ASSIGNMENT
From the data below, copy each line that includes the word "hover".

Element data from apps and pages
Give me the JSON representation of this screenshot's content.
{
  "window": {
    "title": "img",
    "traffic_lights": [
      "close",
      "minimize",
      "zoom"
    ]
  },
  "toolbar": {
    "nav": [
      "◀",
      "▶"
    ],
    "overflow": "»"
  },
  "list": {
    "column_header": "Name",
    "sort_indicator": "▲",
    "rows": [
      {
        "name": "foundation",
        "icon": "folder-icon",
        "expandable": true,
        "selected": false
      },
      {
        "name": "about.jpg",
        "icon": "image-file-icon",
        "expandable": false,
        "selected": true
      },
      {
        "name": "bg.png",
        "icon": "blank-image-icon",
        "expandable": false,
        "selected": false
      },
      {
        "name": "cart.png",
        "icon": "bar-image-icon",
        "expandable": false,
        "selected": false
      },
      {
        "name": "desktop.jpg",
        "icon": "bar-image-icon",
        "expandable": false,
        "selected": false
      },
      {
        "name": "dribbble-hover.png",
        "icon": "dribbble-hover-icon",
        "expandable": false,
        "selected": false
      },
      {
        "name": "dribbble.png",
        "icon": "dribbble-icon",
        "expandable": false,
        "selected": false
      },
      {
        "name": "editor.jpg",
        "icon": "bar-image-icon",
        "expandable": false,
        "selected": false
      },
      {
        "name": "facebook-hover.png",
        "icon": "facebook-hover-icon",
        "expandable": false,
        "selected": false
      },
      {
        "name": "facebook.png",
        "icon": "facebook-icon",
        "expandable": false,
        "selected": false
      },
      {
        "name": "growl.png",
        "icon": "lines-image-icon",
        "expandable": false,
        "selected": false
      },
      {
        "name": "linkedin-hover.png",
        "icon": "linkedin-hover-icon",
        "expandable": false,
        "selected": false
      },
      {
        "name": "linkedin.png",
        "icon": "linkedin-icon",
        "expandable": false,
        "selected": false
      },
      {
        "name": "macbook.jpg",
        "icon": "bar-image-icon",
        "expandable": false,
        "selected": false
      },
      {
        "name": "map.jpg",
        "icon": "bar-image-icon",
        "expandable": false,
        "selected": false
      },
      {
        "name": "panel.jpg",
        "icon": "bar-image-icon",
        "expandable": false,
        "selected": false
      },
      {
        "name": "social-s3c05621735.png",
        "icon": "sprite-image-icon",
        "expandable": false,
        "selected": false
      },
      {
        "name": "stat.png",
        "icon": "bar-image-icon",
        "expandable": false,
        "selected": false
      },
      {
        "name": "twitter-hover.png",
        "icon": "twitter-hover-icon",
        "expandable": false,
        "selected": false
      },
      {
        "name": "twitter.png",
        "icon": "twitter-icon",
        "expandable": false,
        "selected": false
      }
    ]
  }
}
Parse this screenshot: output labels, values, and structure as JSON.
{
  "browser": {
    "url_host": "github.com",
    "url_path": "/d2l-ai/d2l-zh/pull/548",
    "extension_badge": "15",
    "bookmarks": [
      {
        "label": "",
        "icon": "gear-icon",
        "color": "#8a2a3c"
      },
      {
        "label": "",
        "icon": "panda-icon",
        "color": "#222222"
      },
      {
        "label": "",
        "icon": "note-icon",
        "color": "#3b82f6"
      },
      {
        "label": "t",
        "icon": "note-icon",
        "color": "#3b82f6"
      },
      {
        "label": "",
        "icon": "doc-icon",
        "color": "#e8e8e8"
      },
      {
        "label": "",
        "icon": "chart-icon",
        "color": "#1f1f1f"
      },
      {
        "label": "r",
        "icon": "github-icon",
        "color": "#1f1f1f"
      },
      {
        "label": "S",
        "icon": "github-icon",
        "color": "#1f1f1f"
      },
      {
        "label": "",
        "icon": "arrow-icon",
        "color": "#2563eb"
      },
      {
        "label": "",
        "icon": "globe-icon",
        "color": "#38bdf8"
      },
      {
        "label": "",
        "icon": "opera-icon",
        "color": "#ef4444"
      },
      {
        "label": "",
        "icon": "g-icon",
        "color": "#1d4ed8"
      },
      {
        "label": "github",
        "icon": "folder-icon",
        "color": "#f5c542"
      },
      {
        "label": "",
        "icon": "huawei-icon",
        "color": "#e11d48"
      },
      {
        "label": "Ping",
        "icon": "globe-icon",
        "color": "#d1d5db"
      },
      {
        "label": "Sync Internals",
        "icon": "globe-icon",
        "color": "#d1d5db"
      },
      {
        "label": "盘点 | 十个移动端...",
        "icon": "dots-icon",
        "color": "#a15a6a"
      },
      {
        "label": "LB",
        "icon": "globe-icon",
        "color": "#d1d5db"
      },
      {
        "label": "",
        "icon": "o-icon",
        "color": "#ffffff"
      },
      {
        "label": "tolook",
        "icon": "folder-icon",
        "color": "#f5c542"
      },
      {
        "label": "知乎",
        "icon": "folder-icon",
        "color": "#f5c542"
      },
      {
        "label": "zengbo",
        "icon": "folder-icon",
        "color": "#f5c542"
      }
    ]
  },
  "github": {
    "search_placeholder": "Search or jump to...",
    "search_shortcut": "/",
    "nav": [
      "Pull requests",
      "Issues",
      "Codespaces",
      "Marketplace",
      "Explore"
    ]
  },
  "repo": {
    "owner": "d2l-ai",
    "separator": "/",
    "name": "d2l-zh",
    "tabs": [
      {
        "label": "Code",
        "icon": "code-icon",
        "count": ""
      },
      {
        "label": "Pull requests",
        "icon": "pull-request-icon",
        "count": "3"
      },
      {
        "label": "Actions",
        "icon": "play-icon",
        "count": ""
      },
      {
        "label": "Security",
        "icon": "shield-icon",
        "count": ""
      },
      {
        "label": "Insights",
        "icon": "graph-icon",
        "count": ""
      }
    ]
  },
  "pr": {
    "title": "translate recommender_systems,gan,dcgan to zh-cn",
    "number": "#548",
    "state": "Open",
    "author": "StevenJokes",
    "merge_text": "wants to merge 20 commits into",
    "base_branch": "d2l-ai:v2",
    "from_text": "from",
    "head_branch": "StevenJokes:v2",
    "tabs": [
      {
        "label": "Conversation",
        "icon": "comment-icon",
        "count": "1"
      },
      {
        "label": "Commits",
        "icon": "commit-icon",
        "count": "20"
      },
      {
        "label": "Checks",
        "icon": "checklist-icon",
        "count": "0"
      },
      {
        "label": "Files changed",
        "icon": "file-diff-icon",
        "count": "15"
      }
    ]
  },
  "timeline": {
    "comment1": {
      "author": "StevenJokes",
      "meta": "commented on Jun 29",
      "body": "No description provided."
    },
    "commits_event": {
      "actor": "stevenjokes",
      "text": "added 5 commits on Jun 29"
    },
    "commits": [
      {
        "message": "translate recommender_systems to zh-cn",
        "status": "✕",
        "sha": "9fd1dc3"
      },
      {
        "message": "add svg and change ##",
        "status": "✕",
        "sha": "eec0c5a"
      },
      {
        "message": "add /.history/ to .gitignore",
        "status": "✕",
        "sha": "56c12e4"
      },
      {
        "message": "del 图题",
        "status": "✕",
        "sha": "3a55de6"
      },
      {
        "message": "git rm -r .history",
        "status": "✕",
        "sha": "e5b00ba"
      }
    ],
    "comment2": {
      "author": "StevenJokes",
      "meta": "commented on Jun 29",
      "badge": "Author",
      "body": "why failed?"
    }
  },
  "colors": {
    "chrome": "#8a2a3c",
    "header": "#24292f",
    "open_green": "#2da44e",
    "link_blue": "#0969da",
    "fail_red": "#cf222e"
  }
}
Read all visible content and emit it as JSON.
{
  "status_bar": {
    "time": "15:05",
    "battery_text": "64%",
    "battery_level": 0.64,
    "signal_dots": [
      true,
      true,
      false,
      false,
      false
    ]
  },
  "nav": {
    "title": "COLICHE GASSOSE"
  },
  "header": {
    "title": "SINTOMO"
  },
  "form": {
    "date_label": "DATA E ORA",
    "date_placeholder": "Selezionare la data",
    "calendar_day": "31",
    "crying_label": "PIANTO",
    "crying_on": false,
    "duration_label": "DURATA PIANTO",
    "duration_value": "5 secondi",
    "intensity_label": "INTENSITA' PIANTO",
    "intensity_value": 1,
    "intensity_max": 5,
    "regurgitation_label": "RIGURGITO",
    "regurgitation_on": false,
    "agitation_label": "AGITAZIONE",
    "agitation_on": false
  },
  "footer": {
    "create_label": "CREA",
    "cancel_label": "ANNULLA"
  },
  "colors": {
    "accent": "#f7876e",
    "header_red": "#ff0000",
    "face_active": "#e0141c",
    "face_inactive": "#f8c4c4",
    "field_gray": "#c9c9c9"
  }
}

SOLUTION BELOW
        "name": "dribbble-hover.png",
        "icon": "dribbble-hover-icon",
        "name": "facebook-hover.png",
        "icon": "facebook-hover-icon",
        "name": "linkedin-hover.png",
        "icon": "linkedin-hover-icon",
        "name": "twitter-hover.png",
        "icon": "twitter-hover-icon",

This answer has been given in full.